With approximately 216 million cases and 400,000 deaths per year, malaria is one of the most important infectious diseases of our time. Compared to the situation before the year 2000, there is a clear decrease in the number of sick people, especially in Sub-Saharan Africa and South America. Unfortunately, malaria now seems to be on the rise in several areas where it was previously under control. Plasmodium falciparum and Plasmodium vivax are the main types of malaria for humans. They are transmitted to humans by mosquitoes and vice versa. There are about 60 mosquito species that can transmit human malaria. In Africa, a number of mosquito species are traditionally responsible for the most malaria transmission. Anopheles gambiae mosquitoes have been labeled the most dangerous animal species on earth and are especially common in rural settings in Africa. Spraying with Insecticides and the use of impregnated mosquito netting against mosquitoes are among the most effective ways to combat malaria. Since 2015, a vaccine has been registered for use. This vaccine, Mosquirix, offers some protection against Plasmodium falciparum malaria, the deadliest form of malaria. Preventing the spread of malaria is considered one of the greatest challenges in the fight against malaria.

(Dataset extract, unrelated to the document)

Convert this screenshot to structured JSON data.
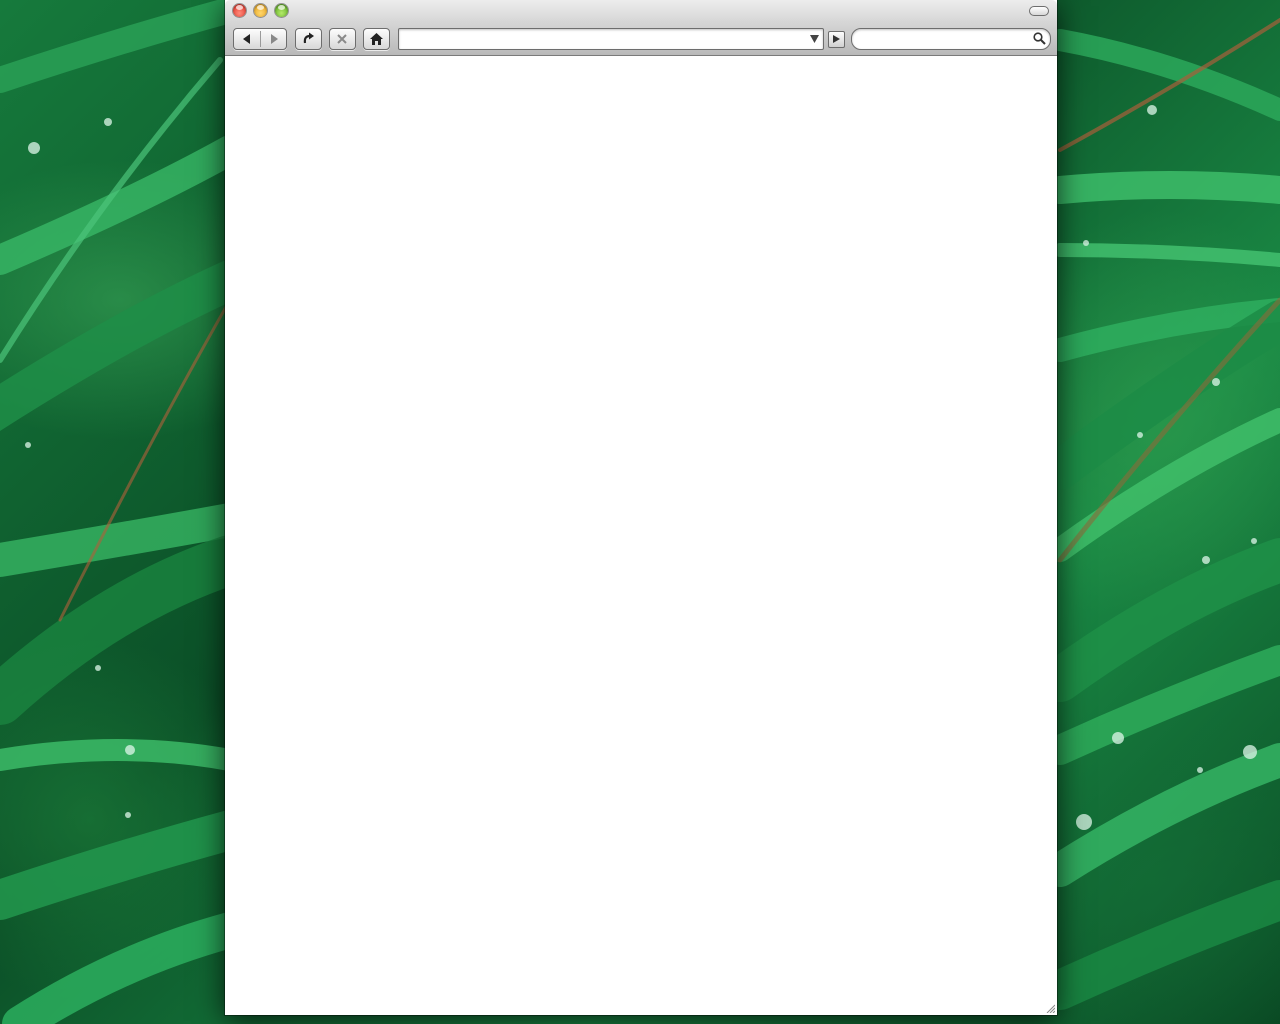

Radboud University Medical Center

Related Malaria Articles from Brightsurf:

Clocking in with malaria parasites
Discovery of a malaria parasite's internal clock could lead to new treatment strategies.

Breakthrough in malaria research
An international scientific consortium led by the cell biologists Volker Heussler from the University of Bern and Oliver Billker from the UmeƄ University in Sweden has for the first time systematically investigated the genome of the malaria parasite Plasmodium throughout its life cycle in a large-scale experiment.

Scientists close in on malaria vaccine
Scientists have taken another big step forward towards developing a vaccine that's effective against the most severe forms of malaria.

New tool in fight against malaria
Modifying a class of molecules originally developed to treat the skin disease psoriasis could lead to a new malaria drug that is effective against malaria parasites resistant to currently available drugs.

Malaria expert warns of need for malaria drug to treat severe cases in US
The US each year sees more than 1,500 cases of malaria, and currently there is limited access to an intravenously administered (IV) drug needed for the more serious cases.

Monkey malaria breakthrough offers cure for relapsing malaria
A breakthrough in monkey malaria research by two University of Otago scientists could help scientists diagnose and treat a relapsing form of human malaria.

Getting to zero malaria cases in zanzibar
New research led by the Johns Hopkins Center for Communication Programs, Ifakara Health Institute and the Zanzibar Malaria Elimination Program suggests that a better understanding of human behavior at night -- when malaria mosquitoes are biting -- could be key to preventing lingering cases.

Widely used malaria treatment to prevent malaria in pregnant women
A global team of researchers, led by a research team at the Liverpool School of Tropical Medicine (LSTM), are calling for a review of drug-based strategies used to prevent malaria infections in pregnant women, in areas where there is widespread resistance to existing antimalarial medicines.

Protection against Malaria: A matter of balance
A balanced production of pro and anti-inflammatory cytokines at two years of age protects against clinical malaria in early childhood, according to a study led by ISGlobal, an institution supported by ''la Caixa'' Foundation.

The math of malaria
A new mathematical model for malaria shows how competition between parasite strains within a human host reduces the odds of drug resistance developing in a high-transmission setting.

Read More: Malaria News and Malaria Current Events is a participant in the Amazon Services LLC Associates Program, an affiliate advertising program designed to provide a means for sites to earn advertising fees by advertising and linking to